Because recruiters are inundated with so many applications, this question is often used as a screening tool. As a candidate, this makes it tricky for you not to under or over sell – even more difficult when you don’t know the salary range.
If, however, you have impressed, and the company decide you are their ‘person’, any salary disparities – ie between what is on offer and what you say you want – will likely be ignored and negotiations will start. During this process, you as the candidate will have also learnt more about the role and the company which will help you to decide if you wish to pursue the opportunity further, including revising down your salary expectations if necessary (we doubt you’d have concerns about revising them up if the offer is greater!).
Probably one of the best responses ever heard in an interview was from a gentleman who had applied for a mine site safety management role, but who was at the time earning significant tax free dollars in a global role. As you might imagine, there was a major gap between what he was earning and what was being offered. His answer was; “I have applied for the role because it really appeals to me and I think I have something good to offer. Given I’ve taken the time to research your organisation, I feel confident that you will offer an appropriate package commensurate with the job responsibilities”. During the interview process, it was also clear that money was obviously not the driving force, so the organisation continued to pursue the candidate knowing they could likely negotiate a win/win.

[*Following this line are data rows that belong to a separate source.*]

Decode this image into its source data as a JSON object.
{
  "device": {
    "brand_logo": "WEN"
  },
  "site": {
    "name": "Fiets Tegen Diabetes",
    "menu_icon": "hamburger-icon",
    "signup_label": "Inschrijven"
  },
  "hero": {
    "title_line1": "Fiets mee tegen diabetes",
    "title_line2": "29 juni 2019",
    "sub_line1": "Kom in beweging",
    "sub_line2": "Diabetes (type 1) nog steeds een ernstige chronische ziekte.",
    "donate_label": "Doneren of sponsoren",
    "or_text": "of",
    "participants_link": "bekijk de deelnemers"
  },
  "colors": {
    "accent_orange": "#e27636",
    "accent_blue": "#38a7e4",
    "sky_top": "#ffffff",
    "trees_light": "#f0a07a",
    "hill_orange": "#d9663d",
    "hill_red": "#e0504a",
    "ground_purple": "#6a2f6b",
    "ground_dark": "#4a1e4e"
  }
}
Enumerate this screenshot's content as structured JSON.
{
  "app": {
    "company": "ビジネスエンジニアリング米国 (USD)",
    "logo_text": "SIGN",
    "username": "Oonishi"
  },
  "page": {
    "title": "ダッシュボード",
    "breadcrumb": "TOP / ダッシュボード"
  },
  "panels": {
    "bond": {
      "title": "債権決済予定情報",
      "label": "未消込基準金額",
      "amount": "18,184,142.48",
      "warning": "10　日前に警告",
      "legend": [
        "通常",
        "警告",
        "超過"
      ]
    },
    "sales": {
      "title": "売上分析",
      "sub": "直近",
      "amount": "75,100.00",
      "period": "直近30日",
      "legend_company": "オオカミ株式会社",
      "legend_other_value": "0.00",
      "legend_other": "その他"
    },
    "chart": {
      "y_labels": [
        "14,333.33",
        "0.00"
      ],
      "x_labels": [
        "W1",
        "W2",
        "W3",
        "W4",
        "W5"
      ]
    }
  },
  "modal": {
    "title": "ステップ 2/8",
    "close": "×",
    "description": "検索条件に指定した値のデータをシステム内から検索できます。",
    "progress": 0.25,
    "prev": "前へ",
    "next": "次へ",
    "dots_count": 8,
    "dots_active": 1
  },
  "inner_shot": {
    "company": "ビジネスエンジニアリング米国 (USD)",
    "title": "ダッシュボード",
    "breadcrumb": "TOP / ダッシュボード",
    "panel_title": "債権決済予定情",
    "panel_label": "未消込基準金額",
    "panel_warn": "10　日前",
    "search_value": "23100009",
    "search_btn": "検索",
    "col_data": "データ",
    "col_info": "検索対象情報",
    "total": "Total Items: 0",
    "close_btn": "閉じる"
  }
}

If the recruiter pushes, you can say what you are currently on and that you wouldn’t want to go lower than this. Everyone can appreciate you won’t necessarily want to go backwards – although depending on how badly you do want the position and if it is in line with your greater career picture, sometimes it can pay. It’s certainly something to consider.